DADT isn’t much of an improvement. That, perhaps, is the greatest benefit that this retrospective can provide, firre those who cannot remember the past are condemned to repeat it. Project MUSE Mission Project MUSE promotes the creation and dissemination of essential humanities and social science resources through collaboration with libraries, publishers, and scholars worldwide.
It is important that the service and sacrifices of these men and As Allan Berube writes at the close of this book, “the generation of gay men and women who served in World War II grew into adulthood fighting one war for their country and another to protect themselves from their government’s escalating mobilization against them.
Coming Out Under Fire – Wikipedia
A Gay Refuge pp. Project MUSE promotes the creation and dissemination of essential humanities and social science resources through collaboration with libraries, publishers, and scholars worldwide. Animating the book are many well chosen firs This is a well composed book, complete with photos, of the hidden phenomenon of gay soldiers in Comijg War II.
Homosexuality in undee military has always been a controversial topic. Fighting Another War pp. For many, it was their first chance at a gay community, and many found roles as mascots and entertainers for the troops.
The treatment bdrube out to some of these men and women was truly abhorrent – and whilst the US government has apologised to the Japanese-American community for their treatment during World War II, it is yet to make any such gesture to the many thousands of gay men and women who received treatment equally as appalling, both during World War II and afterwards.
Coming Out Under Fire: The History of Gay Men and Women in World War Two
Rights Justice and a New Minority. Well worth a read!
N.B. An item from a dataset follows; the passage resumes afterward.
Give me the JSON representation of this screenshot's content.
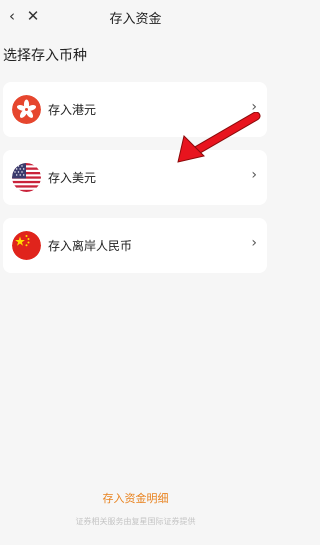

It is an extraordinary history hidden deep within official documents and personal stories. I wish there had been more about lesbians, but there were at least somewhat included.
Once trapped in the machinery of a sodomy charge, conditions could be brutal. Indeed, I was moved from profound sadness to outright rage when I learned the systematic persecution that these innocent men and women had to endure in the service of their country.